A surreal hour of comic drama, The Pride is a bizarre attempt to place the more developed aspects of animalistic behaviour – guarding your territory, hospitality laws, and possession of females – into a domestic setting. This sounds like a straightforward concept, until you discover that the three actors are making the metaphor glaringly obvious with their full-sized lion costumes.
It’s tongue in cheek, of course, and the joke does work: having two humans dressed as lions recording their musical answerphone message is certainly funny, as is having cuddly toy lions as their children that are thrown inconsiderately about the stage or dangled precariously from one arm. Bruce and Linda are a typical couple - settled down, having children - until Linda’s sisters decide to move in with them, which means the house must be renovated. Bruce needs assistance and decides to call on James, their next-door neighbour. James starts to help put up wallpaper and inevitably a power struggle between the two men ensues, often in a very funny form as even the most violent of encounters always being undercut by a gag.
If the piece is not taking itself seriously, however, the actors certainly are, throwing themselves into each exposé of human and animal logic with bravery and confidence. The actress playing Linda renders the emotional moment at which she leaves her husband behind particularly potent, a nice contrast to the rest of the silliness that makes up the rest of the play.

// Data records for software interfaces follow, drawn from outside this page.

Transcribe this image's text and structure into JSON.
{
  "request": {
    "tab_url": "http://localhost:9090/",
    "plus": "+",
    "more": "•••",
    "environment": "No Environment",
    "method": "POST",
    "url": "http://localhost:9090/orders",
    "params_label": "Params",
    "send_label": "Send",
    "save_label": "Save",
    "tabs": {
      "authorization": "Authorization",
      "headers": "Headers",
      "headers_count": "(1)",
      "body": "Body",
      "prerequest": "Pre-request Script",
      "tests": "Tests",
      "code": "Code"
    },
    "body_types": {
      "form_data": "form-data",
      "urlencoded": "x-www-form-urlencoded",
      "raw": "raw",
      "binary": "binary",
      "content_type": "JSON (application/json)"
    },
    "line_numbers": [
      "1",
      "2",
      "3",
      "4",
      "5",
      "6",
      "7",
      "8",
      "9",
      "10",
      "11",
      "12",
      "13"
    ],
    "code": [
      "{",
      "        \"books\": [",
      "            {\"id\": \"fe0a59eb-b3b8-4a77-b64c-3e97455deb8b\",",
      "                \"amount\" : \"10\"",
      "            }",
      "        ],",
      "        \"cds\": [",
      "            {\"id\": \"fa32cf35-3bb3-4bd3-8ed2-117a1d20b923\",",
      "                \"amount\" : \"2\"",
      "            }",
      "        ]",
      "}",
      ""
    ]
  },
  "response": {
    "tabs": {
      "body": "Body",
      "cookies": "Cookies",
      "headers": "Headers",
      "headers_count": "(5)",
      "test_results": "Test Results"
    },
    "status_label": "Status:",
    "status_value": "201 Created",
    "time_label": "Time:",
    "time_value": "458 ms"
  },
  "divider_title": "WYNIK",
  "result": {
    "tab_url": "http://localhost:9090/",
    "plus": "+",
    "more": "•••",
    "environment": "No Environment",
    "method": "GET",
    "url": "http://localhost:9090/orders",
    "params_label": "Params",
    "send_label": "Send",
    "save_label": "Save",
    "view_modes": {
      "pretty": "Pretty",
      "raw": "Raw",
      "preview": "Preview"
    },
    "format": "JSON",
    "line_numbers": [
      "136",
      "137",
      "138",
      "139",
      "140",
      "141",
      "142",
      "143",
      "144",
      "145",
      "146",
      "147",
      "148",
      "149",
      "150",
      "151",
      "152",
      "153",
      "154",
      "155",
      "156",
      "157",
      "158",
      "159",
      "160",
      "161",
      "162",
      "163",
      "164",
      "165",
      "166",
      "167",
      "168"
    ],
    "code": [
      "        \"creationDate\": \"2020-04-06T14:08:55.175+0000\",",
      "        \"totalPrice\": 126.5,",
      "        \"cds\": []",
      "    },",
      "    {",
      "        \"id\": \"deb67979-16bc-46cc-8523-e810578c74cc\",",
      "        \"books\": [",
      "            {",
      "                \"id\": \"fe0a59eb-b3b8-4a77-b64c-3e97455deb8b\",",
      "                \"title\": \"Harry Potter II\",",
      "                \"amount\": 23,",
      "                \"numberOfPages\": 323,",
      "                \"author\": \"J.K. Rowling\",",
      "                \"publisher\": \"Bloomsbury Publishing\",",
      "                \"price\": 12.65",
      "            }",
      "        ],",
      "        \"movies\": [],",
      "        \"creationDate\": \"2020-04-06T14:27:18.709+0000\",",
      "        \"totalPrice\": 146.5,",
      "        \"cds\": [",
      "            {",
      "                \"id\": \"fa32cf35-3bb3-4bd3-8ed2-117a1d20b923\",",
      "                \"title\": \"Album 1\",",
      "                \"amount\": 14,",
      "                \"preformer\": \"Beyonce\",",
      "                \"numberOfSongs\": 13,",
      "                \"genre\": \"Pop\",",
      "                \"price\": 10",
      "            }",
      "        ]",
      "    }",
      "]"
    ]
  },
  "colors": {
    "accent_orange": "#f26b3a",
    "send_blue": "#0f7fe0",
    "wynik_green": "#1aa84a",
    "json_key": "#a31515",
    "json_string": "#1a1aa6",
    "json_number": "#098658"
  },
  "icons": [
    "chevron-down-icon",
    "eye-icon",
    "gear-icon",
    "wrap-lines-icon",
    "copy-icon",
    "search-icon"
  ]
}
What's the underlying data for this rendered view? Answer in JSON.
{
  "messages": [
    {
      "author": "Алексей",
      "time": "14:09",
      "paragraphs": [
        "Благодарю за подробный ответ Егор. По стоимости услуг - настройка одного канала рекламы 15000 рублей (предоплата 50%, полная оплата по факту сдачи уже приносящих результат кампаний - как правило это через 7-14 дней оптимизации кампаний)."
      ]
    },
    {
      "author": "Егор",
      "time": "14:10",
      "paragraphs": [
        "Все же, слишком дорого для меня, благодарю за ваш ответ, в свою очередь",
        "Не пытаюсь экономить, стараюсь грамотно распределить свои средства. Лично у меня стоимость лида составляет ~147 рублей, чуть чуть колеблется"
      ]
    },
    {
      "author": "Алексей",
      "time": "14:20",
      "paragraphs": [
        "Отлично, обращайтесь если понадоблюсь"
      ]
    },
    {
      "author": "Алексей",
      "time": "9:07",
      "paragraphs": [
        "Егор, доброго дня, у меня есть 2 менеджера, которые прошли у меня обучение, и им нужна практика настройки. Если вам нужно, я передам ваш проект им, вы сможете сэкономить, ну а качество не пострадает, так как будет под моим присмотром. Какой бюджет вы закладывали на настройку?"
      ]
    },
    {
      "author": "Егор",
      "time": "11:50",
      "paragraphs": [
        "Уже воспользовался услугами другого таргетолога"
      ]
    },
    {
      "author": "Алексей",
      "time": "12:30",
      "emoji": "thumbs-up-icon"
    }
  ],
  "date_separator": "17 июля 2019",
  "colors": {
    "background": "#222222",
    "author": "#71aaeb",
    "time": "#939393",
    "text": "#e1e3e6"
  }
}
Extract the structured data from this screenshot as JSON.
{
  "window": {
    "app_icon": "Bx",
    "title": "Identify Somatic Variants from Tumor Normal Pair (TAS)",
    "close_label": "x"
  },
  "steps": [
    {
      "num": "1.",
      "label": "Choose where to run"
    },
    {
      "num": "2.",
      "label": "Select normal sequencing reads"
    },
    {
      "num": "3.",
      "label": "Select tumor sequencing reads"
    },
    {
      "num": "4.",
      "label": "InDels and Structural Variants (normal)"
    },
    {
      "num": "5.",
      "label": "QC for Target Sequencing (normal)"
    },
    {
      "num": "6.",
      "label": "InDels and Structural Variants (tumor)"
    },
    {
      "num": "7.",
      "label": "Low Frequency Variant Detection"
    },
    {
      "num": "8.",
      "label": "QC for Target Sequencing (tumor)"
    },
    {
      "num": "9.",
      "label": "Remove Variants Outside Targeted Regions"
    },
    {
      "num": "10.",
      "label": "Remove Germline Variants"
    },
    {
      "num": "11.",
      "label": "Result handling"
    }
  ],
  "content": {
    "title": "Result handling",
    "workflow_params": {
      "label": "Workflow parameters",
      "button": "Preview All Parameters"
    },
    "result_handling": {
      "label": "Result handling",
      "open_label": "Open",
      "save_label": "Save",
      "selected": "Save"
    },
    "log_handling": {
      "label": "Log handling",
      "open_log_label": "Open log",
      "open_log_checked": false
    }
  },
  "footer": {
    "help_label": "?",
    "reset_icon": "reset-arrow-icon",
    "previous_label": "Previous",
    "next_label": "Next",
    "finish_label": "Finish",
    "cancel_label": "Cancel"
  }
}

The main problem lies in the fact that the madness doesn’t seem to be controlled: the line between excellent physical comedy and messy chaos is a very fine one that this company has not quite managed to draw. There were moments that felt clunky, jokes that didn’t quite work, and some lengthy scene transitions, problems that could all be resolved with a little more time and rehearsing. There is a great deal of potential and potent humour in a lot of this play, but the moments of genius – such as the sunglasses sequence; if you see it, is wonderful – are spread a little thin.